* [About this exercise]: Match the word "Lock". Return each line of the data below where it appears.

* [Data section]:
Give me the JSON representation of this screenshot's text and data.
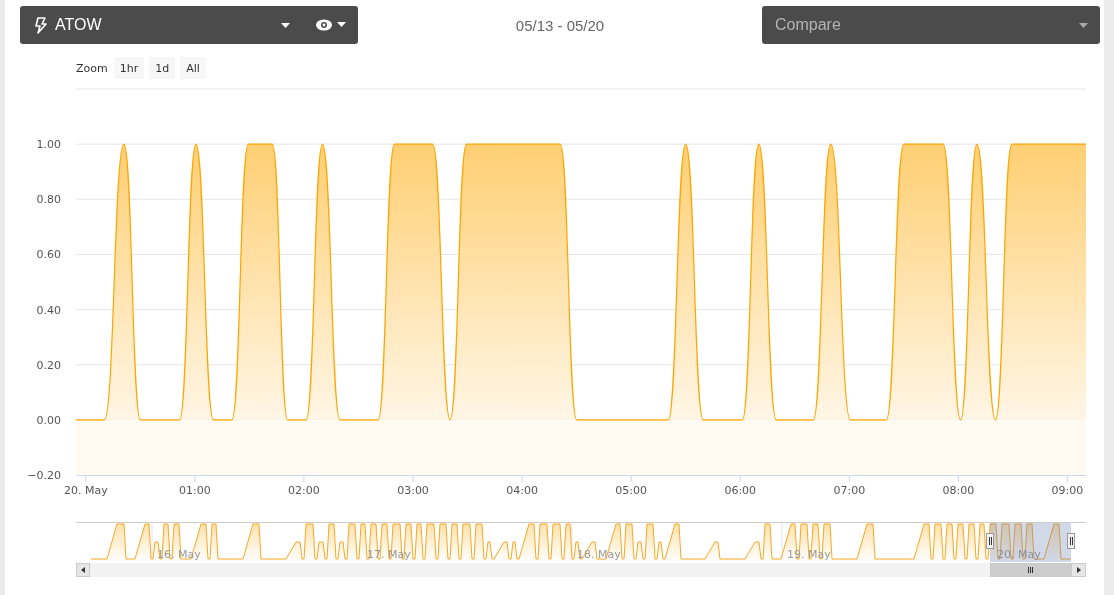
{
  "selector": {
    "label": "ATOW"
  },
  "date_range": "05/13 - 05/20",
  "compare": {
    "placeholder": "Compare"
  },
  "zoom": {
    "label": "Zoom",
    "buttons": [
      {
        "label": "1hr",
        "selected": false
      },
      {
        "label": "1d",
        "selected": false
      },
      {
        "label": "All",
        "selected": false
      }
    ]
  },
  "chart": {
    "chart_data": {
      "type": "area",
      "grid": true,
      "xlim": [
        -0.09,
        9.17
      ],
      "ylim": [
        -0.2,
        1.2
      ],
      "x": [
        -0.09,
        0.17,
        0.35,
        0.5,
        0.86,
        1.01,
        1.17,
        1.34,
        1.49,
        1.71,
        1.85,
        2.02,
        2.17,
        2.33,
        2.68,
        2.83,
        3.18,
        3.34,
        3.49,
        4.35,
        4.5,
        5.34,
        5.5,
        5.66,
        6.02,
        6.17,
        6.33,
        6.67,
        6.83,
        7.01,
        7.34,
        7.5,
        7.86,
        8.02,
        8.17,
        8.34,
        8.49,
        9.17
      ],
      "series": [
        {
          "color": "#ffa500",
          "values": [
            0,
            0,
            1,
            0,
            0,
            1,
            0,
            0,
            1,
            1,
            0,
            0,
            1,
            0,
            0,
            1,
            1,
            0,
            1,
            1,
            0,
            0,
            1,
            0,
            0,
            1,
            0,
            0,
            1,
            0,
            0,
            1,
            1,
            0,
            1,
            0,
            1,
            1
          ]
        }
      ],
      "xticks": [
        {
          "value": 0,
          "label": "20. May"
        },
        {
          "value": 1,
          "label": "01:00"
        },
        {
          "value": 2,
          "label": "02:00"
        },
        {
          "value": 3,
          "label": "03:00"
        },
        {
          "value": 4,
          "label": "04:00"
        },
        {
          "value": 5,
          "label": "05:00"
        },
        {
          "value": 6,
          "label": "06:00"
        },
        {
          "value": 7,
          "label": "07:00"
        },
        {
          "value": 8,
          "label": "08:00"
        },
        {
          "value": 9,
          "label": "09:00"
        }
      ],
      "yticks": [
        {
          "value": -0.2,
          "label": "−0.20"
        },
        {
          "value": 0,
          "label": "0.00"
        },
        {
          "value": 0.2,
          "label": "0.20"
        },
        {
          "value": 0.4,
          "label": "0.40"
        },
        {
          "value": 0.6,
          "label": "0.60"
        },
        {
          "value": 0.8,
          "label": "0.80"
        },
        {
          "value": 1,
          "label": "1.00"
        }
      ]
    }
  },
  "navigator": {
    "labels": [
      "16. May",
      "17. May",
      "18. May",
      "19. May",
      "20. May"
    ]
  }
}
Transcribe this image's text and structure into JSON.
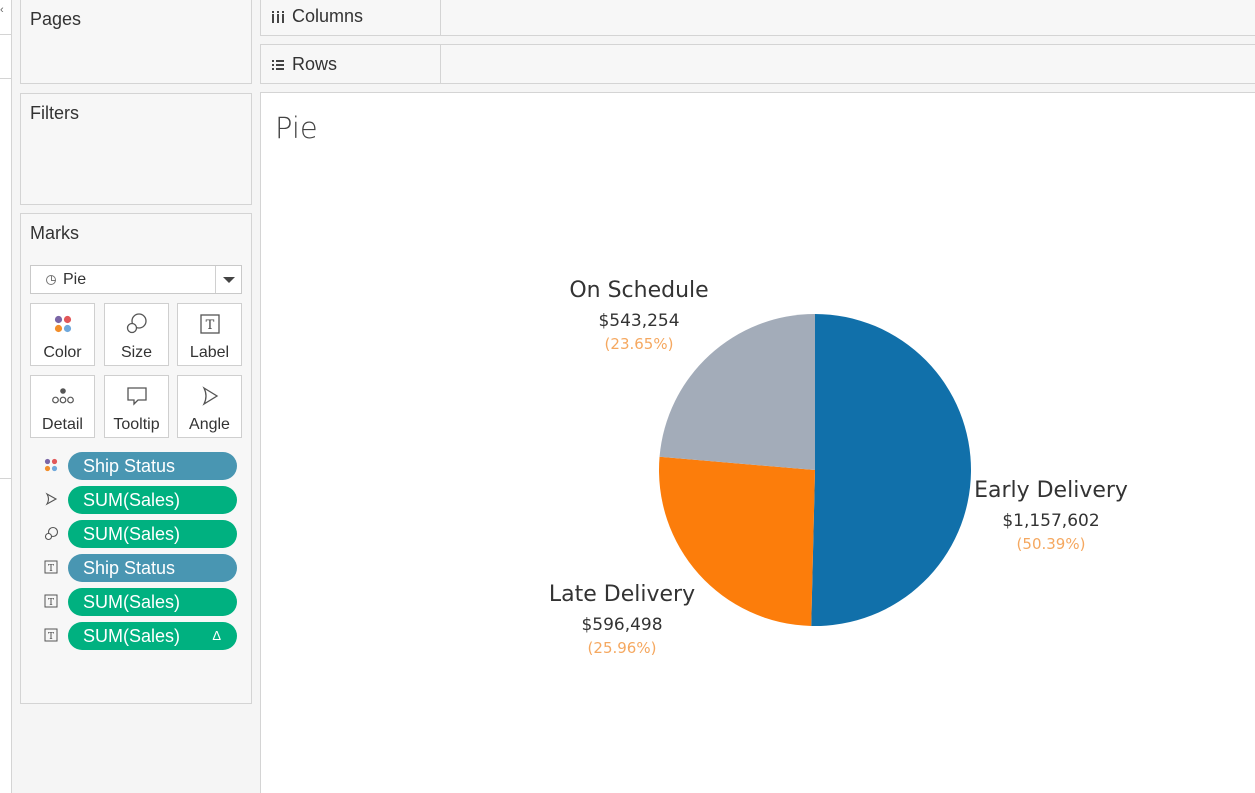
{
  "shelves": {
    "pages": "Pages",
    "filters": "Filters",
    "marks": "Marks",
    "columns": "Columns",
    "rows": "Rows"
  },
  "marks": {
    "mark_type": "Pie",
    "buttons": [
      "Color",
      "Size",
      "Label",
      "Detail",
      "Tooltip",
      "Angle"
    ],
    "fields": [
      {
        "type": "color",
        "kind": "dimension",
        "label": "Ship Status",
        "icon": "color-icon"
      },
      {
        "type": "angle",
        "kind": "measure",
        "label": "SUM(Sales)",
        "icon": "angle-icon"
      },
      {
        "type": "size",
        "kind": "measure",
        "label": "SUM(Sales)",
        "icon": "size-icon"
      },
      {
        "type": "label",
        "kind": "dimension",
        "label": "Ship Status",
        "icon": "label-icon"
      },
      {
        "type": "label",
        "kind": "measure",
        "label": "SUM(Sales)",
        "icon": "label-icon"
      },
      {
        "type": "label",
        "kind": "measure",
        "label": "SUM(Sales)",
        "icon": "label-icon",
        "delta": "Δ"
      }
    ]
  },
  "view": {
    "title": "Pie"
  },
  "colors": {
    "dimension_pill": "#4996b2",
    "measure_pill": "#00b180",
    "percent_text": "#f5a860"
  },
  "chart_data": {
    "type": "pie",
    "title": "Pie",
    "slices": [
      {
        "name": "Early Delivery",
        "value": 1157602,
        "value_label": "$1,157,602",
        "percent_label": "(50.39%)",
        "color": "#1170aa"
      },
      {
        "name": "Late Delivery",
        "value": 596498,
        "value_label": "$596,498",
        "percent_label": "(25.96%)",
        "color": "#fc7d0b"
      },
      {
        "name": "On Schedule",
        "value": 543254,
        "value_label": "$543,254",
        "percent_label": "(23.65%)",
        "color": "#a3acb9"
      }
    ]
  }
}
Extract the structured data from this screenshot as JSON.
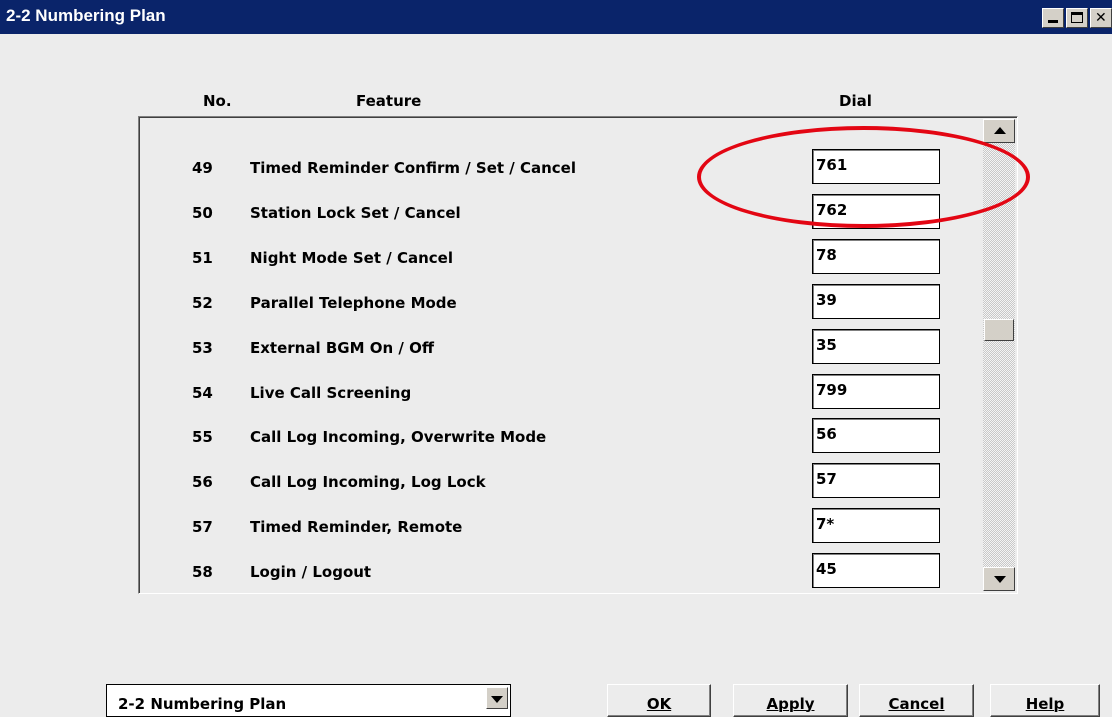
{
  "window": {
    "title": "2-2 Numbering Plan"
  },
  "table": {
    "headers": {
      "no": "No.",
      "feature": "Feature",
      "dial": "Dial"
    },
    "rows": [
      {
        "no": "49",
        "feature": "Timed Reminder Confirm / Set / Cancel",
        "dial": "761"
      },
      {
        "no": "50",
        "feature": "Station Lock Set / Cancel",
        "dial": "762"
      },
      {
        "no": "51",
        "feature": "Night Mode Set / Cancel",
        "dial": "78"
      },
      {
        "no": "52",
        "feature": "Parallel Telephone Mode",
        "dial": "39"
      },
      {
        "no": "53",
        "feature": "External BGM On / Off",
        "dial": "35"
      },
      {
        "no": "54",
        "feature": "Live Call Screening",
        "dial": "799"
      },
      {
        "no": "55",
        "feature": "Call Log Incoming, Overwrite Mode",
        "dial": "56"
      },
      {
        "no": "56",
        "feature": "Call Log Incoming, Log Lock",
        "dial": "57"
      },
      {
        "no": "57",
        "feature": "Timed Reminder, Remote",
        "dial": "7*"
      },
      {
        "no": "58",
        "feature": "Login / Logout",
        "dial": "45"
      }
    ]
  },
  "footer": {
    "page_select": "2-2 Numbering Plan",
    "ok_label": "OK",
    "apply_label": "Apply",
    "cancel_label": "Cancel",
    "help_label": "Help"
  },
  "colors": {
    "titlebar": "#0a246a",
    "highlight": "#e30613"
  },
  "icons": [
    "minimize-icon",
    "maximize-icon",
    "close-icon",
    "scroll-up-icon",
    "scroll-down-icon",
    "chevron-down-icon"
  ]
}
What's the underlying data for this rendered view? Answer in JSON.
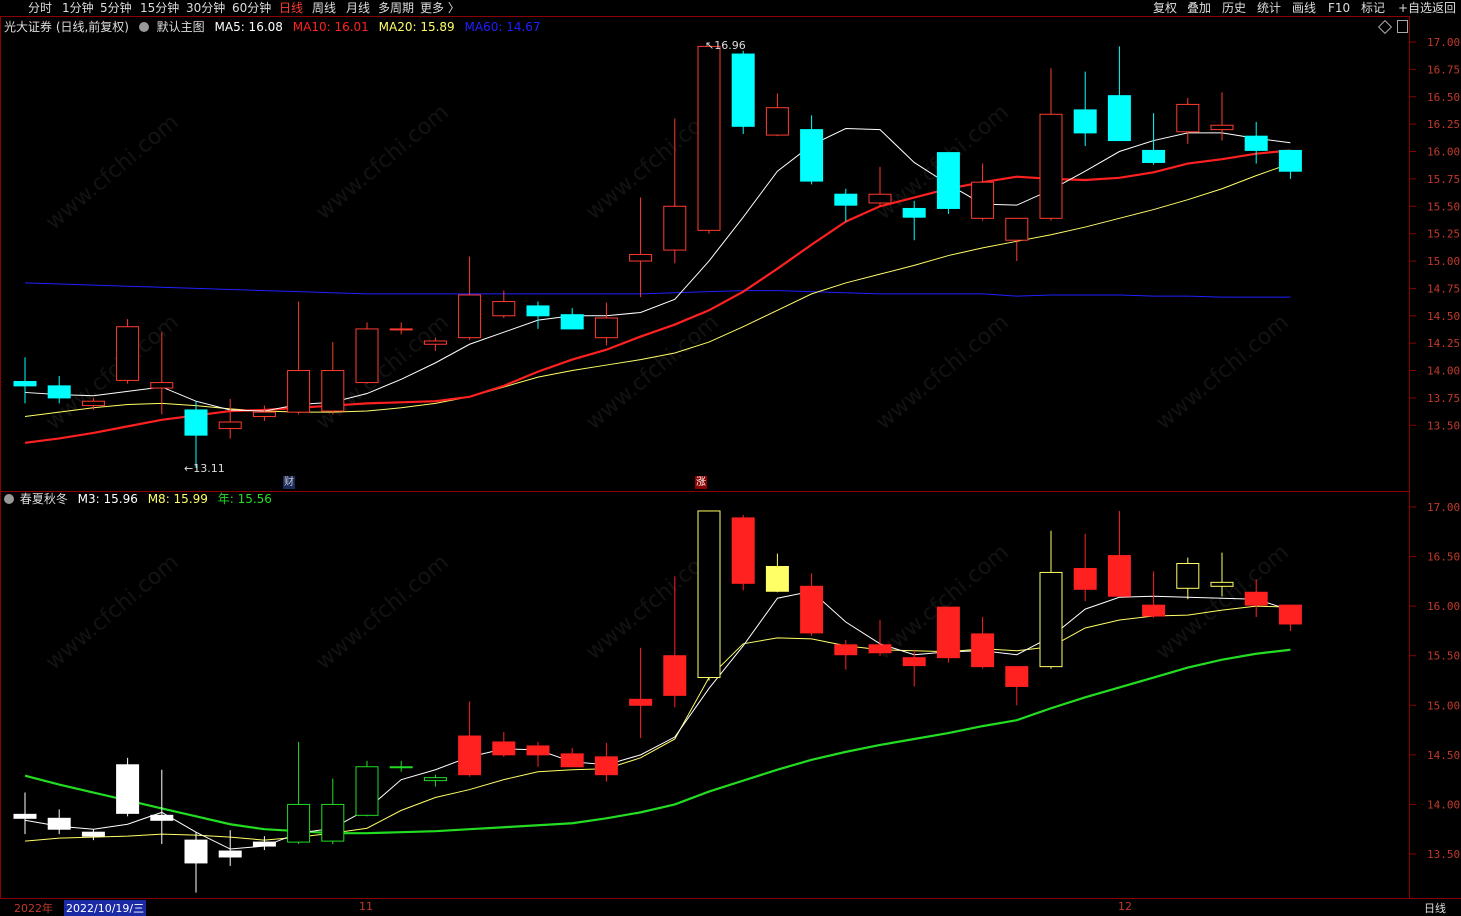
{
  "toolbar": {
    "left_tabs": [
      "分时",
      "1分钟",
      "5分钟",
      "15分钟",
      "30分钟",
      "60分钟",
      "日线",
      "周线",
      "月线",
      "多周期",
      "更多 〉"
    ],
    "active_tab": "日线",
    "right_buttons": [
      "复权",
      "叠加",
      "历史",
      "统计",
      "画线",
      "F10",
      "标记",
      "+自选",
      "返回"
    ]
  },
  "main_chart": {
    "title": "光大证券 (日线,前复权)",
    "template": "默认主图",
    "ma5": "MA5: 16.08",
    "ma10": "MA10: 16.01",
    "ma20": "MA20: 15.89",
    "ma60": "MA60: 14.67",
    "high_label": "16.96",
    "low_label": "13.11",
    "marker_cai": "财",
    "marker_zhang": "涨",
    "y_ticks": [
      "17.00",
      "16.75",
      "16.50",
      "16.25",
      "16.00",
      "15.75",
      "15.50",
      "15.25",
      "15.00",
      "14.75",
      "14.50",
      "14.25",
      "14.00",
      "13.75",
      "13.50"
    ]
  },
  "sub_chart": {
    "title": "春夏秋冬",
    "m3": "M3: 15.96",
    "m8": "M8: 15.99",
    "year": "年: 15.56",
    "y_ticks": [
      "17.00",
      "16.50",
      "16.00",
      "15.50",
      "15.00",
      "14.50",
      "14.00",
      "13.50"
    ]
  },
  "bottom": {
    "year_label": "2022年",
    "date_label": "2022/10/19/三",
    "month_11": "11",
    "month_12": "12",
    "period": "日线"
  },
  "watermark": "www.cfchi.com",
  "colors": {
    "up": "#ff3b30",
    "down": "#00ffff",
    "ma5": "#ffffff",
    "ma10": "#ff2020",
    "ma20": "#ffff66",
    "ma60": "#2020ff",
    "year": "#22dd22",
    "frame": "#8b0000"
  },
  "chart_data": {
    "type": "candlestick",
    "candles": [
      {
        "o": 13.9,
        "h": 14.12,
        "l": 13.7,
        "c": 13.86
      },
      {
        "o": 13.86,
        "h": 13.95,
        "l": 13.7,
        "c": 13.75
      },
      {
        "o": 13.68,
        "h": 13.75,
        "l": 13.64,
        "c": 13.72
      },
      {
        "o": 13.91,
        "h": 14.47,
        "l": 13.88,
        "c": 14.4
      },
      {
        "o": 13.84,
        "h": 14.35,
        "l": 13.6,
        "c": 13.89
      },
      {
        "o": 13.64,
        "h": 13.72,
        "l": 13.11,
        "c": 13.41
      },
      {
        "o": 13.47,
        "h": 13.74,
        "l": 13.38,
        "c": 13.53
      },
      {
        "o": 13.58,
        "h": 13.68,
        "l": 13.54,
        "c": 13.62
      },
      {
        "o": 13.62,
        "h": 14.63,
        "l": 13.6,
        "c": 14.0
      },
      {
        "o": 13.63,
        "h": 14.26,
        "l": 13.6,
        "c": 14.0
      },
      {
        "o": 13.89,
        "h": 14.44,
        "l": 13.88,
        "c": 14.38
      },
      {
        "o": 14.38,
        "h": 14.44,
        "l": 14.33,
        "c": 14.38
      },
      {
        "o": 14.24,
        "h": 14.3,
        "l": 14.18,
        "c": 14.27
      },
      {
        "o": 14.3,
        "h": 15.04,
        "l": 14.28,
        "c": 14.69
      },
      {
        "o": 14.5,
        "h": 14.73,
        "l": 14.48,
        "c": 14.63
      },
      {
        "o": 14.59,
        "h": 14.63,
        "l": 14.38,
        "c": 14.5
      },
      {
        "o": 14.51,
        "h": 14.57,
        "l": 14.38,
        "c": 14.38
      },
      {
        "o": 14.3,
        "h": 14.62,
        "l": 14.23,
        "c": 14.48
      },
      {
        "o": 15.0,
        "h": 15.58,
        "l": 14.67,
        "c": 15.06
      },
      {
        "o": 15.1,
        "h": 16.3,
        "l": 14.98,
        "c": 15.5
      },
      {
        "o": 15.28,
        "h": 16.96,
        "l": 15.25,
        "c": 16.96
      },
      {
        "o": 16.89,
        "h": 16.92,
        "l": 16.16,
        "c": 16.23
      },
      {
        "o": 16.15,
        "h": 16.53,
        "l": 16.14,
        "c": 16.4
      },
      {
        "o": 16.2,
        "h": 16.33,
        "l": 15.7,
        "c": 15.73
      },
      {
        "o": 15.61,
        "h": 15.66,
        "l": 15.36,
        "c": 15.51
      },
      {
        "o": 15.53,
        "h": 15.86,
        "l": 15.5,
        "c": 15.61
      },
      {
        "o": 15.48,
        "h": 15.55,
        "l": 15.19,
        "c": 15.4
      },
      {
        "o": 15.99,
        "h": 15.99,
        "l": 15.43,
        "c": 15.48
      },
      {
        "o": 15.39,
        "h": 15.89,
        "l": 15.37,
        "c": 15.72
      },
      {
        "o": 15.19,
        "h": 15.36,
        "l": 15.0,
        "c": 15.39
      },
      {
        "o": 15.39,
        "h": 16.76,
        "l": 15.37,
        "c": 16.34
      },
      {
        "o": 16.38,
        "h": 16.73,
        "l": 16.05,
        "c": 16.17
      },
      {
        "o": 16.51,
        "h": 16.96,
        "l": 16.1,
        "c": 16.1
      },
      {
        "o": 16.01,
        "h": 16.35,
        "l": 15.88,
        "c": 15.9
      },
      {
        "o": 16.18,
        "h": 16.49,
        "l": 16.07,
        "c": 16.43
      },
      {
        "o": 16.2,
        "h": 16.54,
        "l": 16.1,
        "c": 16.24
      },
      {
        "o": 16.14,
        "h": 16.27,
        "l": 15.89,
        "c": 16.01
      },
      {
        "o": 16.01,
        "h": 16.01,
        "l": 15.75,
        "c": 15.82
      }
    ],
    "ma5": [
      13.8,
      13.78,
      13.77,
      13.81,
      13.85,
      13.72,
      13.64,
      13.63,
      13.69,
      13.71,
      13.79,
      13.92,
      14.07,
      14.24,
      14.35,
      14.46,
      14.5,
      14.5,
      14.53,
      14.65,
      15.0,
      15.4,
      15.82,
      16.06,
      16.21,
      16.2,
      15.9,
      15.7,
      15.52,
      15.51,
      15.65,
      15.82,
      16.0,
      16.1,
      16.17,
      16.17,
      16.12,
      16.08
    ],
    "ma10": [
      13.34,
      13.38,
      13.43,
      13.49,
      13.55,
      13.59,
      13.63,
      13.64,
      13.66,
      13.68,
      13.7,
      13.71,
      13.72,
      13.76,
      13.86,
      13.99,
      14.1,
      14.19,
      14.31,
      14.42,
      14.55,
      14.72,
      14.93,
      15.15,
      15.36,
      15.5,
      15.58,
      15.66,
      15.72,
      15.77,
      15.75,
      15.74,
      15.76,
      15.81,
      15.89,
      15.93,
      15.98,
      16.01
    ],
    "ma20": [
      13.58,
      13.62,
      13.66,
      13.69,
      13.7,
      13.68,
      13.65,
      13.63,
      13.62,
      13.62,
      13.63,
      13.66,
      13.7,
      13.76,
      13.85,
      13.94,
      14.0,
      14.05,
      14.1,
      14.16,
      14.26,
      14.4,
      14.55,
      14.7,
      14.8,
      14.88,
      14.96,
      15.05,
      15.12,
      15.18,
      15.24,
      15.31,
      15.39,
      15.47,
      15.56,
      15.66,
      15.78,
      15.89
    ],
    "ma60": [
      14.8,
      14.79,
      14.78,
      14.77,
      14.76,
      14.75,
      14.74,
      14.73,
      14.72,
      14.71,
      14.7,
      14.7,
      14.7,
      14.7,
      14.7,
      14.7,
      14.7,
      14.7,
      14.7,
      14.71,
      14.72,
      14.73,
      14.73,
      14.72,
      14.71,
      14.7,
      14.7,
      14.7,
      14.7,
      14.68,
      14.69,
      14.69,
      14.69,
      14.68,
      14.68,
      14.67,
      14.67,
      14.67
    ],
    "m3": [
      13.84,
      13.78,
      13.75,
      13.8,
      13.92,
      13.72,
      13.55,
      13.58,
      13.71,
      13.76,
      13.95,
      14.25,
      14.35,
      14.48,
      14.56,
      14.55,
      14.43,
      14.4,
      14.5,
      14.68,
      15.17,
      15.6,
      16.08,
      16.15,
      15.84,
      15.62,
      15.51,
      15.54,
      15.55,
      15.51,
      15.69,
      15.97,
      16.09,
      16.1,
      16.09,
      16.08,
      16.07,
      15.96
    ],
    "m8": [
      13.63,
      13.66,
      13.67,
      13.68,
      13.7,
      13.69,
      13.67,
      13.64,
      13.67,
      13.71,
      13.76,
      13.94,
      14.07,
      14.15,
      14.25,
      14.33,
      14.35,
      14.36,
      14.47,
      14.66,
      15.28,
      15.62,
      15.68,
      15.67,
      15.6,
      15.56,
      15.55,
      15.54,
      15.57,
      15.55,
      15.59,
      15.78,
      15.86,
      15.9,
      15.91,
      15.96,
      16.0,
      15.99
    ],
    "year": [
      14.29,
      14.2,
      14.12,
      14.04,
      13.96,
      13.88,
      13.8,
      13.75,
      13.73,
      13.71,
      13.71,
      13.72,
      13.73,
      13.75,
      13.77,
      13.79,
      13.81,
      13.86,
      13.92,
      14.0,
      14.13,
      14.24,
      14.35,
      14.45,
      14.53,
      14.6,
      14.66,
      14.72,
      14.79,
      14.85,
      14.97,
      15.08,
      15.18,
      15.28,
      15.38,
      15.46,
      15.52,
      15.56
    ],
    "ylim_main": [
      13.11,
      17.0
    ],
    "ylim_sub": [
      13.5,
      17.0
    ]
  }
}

* [Solution to this exercise]:
        "feature": "Station Lock Set / Cancel",
        "feature": "Call Log Incoming, Log Lock",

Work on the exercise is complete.